Jim: We have a website. It's fortworth.score.org, and most of our information is on that. We have an office in Fort Worth and a number of branch offices throughout the Metroplex here in Texas. You'll find all that information on that website. My background and credentials as you know are on LinkedIn. My LinkedIn account is jamesdlewis, or if you're a Facebook person which I am not, but we've got a Facebook page, it's _fw for Forth Worth.
Bottom line is, that merger fell through. If we had went through with that merger we would have probably have ruined both businesses. The way it is, both businesses survived and were very good afterwards.
Jeff: Jim Lewis, we thank you so much for being available, sir. it's been a pleasure to have you on this edition of Deal Talk and hopefully we can catch up with you again another time.
Jim: Very good, thank you, Jeff.
Jeff: Jim Lewis, retired vice president at CVS, and now a certified mentor with SCORE at Fort Worth, Texas has been my guest today.

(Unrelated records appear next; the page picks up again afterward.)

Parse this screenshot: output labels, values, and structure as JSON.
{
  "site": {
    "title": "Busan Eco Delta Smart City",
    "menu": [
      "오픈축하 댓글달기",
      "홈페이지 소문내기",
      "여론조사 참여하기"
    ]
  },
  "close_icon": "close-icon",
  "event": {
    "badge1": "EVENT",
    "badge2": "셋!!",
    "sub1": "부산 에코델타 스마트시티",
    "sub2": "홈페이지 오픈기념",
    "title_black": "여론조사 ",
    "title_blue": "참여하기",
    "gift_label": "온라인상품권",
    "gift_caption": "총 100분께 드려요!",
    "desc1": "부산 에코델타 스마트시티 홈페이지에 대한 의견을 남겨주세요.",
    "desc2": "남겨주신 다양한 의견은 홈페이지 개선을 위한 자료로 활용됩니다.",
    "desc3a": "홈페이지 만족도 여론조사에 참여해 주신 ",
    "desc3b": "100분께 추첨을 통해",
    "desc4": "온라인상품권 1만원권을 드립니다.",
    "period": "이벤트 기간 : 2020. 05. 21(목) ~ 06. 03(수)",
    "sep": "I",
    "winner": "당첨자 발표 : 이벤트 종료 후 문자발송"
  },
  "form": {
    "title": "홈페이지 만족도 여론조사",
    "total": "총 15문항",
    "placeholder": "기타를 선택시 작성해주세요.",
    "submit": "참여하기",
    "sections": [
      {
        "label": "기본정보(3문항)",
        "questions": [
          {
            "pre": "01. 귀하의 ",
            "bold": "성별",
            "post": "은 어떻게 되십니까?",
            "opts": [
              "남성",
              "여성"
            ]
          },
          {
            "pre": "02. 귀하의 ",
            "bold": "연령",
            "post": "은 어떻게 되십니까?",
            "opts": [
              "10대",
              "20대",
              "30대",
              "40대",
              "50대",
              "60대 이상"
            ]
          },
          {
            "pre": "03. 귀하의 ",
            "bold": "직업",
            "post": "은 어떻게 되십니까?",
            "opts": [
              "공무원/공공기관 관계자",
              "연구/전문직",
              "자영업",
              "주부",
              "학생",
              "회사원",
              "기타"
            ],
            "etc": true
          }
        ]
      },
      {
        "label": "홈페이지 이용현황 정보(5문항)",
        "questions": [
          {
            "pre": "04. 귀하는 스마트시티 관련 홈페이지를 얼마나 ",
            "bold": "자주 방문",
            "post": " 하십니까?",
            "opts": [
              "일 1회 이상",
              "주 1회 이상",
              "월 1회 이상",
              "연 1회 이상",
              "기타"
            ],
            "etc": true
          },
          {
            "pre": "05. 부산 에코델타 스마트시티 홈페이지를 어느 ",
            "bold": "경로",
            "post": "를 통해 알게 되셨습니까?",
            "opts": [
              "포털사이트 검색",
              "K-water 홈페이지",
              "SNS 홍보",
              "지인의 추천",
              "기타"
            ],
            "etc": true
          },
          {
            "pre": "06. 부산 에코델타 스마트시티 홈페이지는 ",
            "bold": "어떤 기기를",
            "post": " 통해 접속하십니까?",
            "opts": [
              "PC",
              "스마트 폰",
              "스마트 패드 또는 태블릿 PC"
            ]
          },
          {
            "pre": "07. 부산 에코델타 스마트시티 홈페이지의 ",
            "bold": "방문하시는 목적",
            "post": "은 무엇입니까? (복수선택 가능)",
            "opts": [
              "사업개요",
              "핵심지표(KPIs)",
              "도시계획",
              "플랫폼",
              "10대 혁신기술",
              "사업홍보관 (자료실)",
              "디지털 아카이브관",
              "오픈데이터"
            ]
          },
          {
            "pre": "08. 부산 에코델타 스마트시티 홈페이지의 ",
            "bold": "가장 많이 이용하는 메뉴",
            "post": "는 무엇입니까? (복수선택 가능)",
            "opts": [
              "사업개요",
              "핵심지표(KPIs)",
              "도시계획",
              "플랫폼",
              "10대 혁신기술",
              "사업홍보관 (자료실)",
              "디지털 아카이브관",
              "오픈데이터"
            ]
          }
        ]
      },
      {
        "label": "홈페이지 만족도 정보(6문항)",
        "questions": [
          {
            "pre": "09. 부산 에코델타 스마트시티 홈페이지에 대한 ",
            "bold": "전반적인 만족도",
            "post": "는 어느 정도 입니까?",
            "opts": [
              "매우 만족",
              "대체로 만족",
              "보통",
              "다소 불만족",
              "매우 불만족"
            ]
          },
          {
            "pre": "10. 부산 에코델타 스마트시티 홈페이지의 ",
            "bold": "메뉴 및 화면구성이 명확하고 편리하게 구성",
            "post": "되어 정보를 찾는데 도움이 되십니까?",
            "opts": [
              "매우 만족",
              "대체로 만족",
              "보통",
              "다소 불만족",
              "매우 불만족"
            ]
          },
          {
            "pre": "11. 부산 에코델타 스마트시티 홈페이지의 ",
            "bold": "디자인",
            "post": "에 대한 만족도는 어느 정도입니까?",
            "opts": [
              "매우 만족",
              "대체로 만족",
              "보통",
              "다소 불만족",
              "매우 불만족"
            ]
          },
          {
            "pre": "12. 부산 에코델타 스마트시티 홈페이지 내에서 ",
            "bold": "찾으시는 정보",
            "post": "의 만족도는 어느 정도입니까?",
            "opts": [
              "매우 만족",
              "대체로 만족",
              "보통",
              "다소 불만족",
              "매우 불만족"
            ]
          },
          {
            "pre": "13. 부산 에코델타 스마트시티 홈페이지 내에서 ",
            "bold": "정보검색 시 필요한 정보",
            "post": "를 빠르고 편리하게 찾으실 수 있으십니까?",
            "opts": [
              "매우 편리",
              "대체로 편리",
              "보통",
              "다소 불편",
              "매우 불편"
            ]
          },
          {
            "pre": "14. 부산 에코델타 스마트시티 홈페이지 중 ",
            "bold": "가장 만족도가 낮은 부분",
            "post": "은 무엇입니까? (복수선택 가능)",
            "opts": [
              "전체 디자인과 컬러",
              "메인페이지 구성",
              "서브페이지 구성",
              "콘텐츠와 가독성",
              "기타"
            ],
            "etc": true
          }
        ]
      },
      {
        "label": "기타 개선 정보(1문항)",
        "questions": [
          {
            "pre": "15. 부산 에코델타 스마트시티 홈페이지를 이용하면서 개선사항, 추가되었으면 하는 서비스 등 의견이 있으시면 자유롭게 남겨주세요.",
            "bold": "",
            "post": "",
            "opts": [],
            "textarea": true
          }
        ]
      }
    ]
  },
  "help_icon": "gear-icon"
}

Deal Talk has been presented by Morgan & Westfield, a nationwide leader in business sales and appraisals. If you're thinking about selling a business or buying one call Morgan & Westfield at 888-693-7834 or visit morganandwestfield.com. And for more valuable information and insight from our growing list of small business experts, make sure to join us again right here to Deal Talk. I'm Jeff Allen, thanks again for listening and we'll talk again soon.